Then, there’s the Unknown cache type which requires some puzzling out before getting to the cache usually. These vary from crossword puzzles, to riddles and to random questions. They can be quite difficult but when you solve them and find the cache, it’s more rewarding. The Letterbox type is a traditional type but includes a stamp within the cache to stamp so you can stamp a booklet.

There’s a number of cache types I’ve not yet found so I’ll have to find these as I go!


Geocaching is free to take part in - just requiring an account on the Geocaching website. It also requires a smart phone that can run the geocaching app, though you can use a GPS device, such as the Garmin eTrex. However, to get the more difficult geocaches, a premium account is required. This costs about £25 for the year and so far has proven to be a worthwhile investment, as I’ve managed to find some interesting geocaches that are premium only.

In terms of other costs, I’ve not had to splash out anything - I’ve got a smartphone and Geocaching has an app that allows you to interact with the site using just the smartphone. No need to have a paper map! However, whilst the Geocaching app is functional, there are better alternatives out there - I’ve downloaded and use Cachly which is a third party app, but it costs a small fee to download. It offers some enhanced features over the geocaching app and allows you to download offline maps and download caches to be found offline, ideal for those remote caches where there isn’t any signal.

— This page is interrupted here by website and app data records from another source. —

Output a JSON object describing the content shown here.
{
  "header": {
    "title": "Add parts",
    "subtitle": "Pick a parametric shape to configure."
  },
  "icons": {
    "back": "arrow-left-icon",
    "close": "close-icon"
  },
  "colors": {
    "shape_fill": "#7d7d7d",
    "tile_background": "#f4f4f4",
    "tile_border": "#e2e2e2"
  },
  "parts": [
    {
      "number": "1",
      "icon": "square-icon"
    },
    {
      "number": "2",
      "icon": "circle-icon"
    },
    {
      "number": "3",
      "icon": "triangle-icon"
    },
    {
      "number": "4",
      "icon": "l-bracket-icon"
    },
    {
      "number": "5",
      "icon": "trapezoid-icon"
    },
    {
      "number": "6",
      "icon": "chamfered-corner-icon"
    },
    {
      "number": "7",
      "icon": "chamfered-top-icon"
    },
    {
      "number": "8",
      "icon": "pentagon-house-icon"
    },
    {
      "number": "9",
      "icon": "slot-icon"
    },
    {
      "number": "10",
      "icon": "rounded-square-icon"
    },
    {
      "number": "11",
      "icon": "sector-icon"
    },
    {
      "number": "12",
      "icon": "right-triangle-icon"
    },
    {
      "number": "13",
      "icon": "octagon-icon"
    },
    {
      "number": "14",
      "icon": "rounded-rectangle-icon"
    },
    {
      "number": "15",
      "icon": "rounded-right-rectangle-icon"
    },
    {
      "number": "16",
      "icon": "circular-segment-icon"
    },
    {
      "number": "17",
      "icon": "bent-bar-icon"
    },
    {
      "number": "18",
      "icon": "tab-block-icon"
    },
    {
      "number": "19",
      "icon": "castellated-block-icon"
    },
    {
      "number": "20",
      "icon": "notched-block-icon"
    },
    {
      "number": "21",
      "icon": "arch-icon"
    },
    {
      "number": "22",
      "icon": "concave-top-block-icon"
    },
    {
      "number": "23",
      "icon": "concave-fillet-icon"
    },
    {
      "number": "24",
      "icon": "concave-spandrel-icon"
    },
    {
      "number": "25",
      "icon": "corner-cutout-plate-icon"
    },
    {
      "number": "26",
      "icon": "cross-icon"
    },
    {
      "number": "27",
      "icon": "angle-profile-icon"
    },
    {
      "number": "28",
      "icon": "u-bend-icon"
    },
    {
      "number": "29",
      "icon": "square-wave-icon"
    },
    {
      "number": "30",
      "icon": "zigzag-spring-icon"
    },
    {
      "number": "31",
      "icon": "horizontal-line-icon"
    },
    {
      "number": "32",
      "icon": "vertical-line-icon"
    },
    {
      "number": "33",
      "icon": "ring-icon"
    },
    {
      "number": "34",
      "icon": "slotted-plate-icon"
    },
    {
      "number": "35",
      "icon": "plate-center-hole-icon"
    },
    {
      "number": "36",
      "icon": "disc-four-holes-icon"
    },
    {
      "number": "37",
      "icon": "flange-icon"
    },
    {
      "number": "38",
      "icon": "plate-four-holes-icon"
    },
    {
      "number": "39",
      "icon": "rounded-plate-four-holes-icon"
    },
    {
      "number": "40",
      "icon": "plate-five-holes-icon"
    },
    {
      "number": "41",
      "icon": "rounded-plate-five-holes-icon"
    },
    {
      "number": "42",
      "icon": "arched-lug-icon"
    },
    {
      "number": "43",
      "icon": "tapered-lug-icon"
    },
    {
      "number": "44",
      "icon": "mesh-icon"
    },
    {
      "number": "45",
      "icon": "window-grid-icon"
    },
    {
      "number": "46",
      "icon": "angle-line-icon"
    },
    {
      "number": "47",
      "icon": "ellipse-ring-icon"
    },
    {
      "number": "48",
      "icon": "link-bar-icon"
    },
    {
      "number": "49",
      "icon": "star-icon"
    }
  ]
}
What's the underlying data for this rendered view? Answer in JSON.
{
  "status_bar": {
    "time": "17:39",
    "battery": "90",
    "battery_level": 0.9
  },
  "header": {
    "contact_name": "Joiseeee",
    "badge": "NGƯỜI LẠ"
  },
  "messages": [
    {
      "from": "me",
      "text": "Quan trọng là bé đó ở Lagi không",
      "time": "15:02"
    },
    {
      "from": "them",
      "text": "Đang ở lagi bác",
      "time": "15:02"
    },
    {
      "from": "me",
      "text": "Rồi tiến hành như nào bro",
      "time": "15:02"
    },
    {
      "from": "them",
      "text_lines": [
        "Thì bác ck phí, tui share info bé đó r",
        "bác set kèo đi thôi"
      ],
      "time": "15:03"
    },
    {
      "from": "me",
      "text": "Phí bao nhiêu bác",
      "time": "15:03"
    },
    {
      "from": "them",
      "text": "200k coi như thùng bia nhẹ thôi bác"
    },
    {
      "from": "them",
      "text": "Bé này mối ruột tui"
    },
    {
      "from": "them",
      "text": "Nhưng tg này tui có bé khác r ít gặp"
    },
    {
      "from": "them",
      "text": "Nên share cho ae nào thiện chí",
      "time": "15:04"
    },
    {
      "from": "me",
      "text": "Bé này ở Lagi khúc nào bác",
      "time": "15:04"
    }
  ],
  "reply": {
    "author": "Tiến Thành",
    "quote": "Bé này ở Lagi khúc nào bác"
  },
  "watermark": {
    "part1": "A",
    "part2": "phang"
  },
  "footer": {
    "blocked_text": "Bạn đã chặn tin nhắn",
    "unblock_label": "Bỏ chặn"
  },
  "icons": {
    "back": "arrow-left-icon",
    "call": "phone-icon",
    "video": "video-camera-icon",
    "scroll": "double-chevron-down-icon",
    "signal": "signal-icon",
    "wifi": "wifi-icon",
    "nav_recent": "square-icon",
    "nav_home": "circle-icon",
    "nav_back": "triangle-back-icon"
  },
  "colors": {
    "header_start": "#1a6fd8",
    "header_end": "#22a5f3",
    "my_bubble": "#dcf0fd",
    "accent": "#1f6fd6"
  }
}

I’ve got an eTrex 20 for using whilst out on the hills hiking and I’ve found that it supports geocaching. I have to download the caches that I want to look for on to the GPS prior to going out looking, so it’s only any use where I know I want to go geocaching. That’s also a feature of the Premium account as you have to download the GPX file with the cache data.

So far, I’ve managed to break the 50 finds mark - I’m looking forward to the next 50 now. It’s certainly helped me get out and achieve my 10,000 daily step count!